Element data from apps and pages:
= = = = = = =

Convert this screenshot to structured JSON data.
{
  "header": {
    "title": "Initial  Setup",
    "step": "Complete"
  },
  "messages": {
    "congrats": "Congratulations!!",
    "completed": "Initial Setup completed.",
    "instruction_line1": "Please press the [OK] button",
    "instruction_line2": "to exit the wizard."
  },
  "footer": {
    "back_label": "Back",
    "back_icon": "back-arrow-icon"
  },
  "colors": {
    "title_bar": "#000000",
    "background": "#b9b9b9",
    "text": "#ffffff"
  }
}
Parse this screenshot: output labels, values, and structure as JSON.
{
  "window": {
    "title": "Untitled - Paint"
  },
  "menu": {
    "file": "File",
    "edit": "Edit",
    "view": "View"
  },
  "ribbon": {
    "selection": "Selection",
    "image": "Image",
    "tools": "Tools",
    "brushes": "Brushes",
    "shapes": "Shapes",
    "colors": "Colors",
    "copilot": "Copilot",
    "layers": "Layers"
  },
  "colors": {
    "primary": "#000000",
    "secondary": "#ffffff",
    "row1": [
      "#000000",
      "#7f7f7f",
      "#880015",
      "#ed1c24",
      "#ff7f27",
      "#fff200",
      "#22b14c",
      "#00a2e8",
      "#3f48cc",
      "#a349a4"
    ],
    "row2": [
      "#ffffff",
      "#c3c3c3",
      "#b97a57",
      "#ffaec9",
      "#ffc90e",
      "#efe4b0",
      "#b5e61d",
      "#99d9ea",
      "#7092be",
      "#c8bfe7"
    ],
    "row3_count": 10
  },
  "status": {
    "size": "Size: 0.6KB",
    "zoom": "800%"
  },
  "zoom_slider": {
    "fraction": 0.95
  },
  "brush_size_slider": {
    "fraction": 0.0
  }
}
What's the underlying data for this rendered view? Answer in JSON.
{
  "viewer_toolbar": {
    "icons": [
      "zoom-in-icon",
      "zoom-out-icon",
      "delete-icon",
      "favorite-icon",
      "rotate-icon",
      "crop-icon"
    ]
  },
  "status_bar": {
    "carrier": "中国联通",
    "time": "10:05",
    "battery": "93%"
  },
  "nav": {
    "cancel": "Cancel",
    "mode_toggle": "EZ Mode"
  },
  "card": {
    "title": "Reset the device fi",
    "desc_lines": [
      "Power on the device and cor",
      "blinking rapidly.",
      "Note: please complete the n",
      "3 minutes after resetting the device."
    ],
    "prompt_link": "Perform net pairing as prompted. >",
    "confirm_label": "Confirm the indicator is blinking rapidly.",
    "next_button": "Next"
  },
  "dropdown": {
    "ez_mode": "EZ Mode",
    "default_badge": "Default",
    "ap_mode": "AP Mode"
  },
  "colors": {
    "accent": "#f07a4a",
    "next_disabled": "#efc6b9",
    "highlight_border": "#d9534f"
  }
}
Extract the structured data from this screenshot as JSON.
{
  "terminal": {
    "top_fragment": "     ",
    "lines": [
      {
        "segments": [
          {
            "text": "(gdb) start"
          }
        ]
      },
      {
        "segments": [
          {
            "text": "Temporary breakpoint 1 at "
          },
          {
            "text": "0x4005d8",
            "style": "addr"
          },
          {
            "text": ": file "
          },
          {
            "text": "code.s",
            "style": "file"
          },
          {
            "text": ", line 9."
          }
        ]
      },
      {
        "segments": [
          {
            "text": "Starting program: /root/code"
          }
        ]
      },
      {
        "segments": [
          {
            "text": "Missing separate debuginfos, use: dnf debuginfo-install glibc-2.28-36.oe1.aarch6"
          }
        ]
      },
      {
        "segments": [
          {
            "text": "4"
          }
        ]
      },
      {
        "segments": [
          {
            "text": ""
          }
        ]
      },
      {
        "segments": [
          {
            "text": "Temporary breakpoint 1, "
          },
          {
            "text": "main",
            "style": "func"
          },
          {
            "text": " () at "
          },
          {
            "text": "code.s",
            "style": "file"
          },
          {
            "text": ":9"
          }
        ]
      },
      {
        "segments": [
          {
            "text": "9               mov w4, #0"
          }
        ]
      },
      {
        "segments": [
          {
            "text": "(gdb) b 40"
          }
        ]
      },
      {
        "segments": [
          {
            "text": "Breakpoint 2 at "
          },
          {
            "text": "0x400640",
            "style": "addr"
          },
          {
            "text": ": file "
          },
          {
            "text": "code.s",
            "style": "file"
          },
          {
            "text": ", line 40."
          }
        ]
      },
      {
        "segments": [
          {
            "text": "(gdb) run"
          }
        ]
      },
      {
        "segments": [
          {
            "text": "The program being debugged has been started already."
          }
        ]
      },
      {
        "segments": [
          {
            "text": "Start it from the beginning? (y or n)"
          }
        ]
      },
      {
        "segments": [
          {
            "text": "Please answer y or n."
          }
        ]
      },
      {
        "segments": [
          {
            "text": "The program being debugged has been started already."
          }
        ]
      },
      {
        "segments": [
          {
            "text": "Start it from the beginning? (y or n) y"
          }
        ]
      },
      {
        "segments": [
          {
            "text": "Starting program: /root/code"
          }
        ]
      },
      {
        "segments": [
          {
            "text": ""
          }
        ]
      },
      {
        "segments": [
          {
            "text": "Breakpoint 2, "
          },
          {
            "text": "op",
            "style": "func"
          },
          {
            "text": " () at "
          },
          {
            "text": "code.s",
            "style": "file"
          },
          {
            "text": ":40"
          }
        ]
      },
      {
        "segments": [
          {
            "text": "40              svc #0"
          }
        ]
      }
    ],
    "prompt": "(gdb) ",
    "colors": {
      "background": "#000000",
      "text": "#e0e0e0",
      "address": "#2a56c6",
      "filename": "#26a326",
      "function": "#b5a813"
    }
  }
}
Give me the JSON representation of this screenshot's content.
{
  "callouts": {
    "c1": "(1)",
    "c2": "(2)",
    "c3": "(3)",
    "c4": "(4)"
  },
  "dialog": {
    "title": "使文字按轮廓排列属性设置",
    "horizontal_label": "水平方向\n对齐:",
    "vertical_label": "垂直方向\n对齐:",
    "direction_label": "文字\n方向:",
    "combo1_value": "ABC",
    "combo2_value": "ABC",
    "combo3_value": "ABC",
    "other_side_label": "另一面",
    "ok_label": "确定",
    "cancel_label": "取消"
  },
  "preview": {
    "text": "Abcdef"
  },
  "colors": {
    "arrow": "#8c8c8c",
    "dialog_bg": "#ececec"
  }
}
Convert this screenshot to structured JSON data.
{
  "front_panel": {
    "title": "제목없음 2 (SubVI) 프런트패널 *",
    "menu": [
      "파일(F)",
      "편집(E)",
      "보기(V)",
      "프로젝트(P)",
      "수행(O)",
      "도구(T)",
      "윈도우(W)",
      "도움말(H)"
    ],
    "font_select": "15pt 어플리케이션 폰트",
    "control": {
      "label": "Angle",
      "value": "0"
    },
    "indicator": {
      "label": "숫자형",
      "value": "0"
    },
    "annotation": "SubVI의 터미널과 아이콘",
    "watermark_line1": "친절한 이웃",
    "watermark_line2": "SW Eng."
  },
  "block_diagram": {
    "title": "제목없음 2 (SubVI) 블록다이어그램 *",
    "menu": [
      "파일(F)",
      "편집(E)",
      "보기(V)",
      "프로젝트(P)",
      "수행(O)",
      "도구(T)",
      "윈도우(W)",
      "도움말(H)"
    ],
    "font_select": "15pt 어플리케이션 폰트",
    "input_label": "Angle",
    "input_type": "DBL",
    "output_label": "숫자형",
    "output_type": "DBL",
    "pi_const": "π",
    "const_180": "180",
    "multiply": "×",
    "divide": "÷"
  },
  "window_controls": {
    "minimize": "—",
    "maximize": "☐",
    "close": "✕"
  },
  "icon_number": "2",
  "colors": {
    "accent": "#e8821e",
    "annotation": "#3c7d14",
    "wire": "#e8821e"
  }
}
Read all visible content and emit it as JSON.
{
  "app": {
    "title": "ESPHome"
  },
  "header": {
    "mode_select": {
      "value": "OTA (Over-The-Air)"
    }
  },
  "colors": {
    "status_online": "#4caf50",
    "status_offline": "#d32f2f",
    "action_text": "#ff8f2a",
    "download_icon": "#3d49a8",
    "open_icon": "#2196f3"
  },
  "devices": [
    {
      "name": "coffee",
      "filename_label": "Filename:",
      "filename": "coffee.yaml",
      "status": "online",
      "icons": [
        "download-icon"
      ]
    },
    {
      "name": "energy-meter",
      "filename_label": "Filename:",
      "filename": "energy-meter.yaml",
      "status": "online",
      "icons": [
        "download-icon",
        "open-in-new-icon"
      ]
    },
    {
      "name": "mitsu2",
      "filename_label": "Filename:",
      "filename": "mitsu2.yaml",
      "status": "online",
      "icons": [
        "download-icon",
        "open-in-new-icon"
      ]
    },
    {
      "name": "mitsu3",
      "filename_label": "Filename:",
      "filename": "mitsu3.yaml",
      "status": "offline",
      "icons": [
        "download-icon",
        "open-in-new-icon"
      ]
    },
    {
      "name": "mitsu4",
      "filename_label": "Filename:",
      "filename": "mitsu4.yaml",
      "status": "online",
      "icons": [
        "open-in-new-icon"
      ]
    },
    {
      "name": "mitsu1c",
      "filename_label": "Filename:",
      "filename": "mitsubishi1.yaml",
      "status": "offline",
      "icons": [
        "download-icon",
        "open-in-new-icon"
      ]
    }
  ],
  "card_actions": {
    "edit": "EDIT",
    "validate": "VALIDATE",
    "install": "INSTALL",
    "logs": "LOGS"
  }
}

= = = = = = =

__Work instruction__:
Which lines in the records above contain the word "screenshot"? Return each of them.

__Reply to the task__:
Convert this screenshot to structured JSON data.
Parse this screenshot: output labels, values, and structure as JSON.
Extract the structured data from this screenshot as JSON.
Give me the JSON representation of this screenshot's content.
Convert this screenshot to structured JSON data.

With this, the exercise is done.